Safety Tips on Road Rage

Road Rage

Road rage and aggressive driving has been around since cars were invented. Although road rage is not a new problem, it has been on the increase and may well continue to do so. One reason for this is the fact that the number of motorists continues to increase while the miles of new roads to accommodate them are not keeping up. Research shows that the average commuter in larger cities spends about 40 hours a year in traffic jams.

Some examples of aggressive driving that can lead to road rage are:

  • Exceeding the speed limit by more than 10 mph.
  • Running red lights and stop signs.
  • Turning right on red without stopping.
  • Excessive tailgating.
  • Driving in the left lane continually, blocking the passing lane.
  • Making hand gestures at other drivers.
  • Unnecessary use of high beam headlights.
  • Unnecessary use of the horn.
  • Abrupt and frequent lane changing.
  • Failure to use turn signals.

Tips on avoiding road rage:

  • Avoid cutting off other drivers in traffic.
  • Don’t tailgate. Allow at least a two second space between your vehicle and the one in front of you.
  • Signal well in advance before changing lanes or turning.
  • Avoid gestures or eye contact with other drivers.
  • Dim headlights as soon as you know you are going to meet another vehicle.
  • Allow ample time to reach your destination.
  • Obey speed limits.
  • Drive in the right lane except when passing.
  • Come to a complete stop at stop signs and don’t try to beat traffic signals.
  • Don’t block intersections.
  • If someone follows you after an on–the-road incident, drive to a public place or to the nearest police station.
  • Report all aggressive driving incidents to the police as soon as possible.

Keeping these tips in mind hopefully will make you less likely to be involved in a road rage incident which could result in an accident and injury.

What to Do if You Are Stopped by a Police Officer

Police officers must continually engage citizens during the course of their duties. Law enforcement officers are trained how to do so safely, efficiently, and effectively. A problem can occur, however, when citizens do not know how to react and respond when approached or engaged by a police officer. 

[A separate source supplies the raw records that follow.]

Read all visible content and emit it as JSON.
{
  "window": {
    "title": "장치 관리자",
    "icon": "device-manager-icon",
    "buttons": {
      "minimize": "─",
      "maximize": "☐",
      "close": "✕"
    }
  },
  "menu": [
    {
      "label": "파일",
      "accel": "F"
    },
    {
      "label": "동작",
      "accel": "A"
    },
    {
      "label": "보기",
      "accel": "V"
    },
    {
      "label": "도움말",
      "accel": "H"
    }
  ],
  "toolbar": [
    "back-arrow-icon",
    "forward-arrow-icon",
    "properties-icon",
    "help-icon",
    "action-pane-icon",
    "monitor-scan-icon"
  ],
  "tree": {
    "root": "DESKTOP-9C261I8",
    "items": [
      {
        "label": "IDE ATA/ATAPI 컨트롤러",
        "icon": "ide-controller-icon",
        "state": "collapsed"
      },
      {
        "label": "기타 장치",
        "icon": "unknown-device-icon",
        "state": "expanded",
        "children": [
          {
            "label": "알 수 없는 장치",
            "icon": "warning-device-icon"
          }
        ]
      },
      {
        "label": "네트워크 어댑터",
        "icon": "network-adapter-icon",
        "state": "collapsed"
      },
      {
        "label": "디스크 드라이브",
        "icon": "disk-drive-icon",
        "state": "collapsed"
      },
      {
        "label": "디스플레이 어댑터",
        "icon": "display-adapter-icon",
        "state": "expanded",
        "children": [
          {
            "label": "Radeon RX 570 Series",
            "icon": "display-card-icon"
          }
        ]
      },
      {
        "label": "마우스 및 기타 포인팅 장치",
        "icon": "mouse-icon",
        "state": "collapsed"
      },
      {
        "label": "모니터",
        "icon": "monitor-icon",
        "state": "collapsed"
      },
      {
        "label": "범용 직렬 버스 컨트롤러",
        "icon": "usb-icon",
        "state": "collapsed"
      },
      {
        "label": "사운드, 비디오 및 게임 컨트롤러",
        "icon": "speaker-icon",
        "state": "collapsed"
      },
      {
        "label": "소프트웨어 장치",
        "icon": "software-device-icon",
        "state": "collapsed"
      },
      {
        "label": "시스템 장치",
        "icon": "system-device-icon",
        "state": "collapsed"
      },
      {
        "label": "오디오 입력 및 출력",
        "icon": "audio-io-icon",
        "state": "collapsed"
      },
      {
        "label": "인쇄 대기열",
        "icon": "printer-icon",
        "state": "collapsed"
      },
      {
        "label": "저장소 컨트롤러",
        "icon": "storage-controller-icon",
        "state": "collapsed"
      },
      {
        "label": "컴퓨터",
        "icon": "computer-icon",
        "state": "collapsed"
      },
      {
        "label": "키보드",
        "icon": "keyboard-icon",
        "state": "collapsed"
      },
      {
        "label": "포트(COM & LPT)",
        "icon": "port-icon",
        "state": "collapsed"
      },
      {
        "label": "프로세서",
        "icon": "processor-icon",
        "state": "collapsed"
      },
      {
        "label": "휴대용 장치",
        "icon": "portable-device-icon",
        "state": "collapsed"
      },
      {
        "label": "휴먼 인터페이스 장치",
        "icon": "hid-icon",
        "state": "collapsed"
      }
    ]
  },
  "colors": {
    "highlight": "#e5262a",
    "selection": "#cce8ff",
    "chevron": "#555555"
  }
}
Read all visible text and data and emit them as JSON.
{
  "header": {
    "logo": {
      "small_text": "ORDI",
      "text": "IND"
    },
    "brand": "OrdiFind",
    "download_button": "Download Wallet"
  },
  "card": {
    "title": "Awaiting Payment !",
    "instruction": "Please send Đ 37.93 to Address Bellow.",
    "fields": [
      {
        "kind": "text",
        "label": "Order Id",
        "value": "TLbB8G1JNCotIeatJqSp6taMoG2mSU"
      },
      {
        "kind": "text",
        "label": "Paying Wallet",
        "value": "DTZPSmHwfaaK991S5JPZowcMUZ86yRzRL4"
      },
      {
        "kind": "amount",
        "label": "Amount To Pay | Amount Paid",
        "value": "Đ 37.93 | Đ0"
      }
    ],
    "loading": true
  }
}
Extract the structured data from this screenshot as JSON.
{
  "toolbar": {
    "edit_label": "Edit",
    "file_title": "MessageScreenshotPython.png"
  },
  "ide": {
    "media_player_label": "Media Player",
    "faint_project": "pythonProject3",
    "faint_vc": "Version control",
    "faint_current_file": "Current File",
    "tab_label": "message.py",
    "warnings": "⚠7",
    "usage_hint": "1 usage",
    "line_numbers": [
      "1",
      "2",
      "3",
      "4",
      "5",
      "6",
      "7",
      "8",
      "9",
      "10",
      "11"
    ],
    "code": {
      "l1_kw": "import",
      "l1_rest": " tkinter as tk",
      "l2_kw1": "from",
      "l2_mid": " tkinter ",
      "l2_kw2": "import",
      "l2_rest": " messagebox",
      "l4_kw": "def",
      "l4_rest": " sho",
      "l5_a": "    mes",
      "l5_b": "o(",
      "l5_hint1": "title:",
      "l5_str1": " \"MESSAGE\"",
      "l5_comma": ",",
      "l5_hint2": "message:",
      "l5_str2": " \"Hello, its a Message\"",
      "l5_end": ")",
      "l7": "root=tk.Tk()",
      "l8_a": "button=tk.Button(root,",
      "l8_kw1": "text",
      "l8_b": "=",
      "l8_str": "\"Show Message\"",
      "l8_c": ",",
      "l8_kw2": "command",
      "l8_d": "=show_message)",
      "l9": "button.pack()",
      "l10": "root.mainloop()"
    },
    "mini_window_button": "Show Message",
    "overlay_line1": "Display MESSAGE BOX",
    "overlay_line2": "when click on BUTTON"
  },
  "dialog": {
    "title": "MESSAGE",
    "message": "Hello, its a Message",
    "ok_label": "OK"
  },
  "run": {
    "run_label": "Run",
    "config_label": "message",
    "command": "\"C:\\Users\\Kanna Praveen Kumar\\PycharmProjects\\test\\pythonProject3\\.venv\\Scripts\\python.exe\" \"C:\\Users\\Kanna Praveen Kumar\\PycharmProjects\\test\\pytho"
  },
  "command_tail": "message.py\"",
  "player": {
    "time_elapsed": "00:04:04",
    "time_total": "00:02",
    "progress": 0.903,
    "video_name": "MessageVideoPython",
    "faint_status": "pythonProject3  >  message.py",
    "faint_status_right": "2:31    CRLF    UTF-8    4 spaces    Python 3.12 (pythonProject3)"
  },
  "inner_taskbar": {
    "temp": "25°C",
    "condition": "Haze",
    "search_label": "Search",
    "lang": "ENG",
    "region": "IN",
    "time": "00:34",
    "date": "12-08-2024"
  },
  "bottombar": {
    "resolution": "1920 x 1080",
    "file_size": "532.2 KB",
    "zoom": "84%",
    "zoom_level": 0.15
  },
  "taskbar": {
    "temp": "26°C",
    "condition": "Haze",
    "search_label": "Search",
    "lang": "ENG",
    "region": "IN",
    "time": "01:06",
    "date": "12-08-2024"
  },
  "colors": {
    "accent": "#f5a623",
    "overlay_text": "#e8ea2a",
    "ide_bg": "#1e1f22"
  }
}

Why would a police officer want to talk to me?
Police officers work off information provide by citizens and their own observations. There are a variety of reasons an officer would want to question you.

  • Checking out a complaint phoned into 911 by someone in your neighborhood.
  • A crime has just occurred in the area you are in or live in.
  • You could be a possible witness.
  • You might fit the description of the suspect.
  • Another citizen pointed you out as a witness or a suspect.
  • Officers' observations may lead them to think you need assistance or are acting suspicious.
  • A routine traffic stop.

If you are not sure why you are being stopped, ask politely at the appropriate time. Keep in mind that some investigations are time sensitive and the officer might not have time to explain things to you.

Tips for when you are stopped by a police officer

  • Respectful forthright responses usually resolve the situation faster.
  • Avoid sudden unexplained movements.
  • Keep your hands visible at all times. Do not put them in your pockets.
  • If in a vehicle, pull over safely out of the flow of traffic.
    • At night, turn on your interior light in the vehicle.
    • Do not get out unless told to do so.
    • Place your hands on the steering wheel.
  • Remain calm and ask permission for whatever movements you're going to make before moving.
  • Do not argue. Guilt or innocence can only be determined in court.

Following these few tips can lead to proper communication with an officer and less likelihood of problems that could be easily avoided. Always remember that police officers prepare for the worst to happen and initially treat all situations as if the worst was about to happen. This helps keep both officers and citizens safe. 



Centennial Lakes Police Department - 54 North Road - Circle Pines, MN 55014
Office: 763.784.2501 - Fax: 763.784.0082 - Dispatch/911: 763.427.1212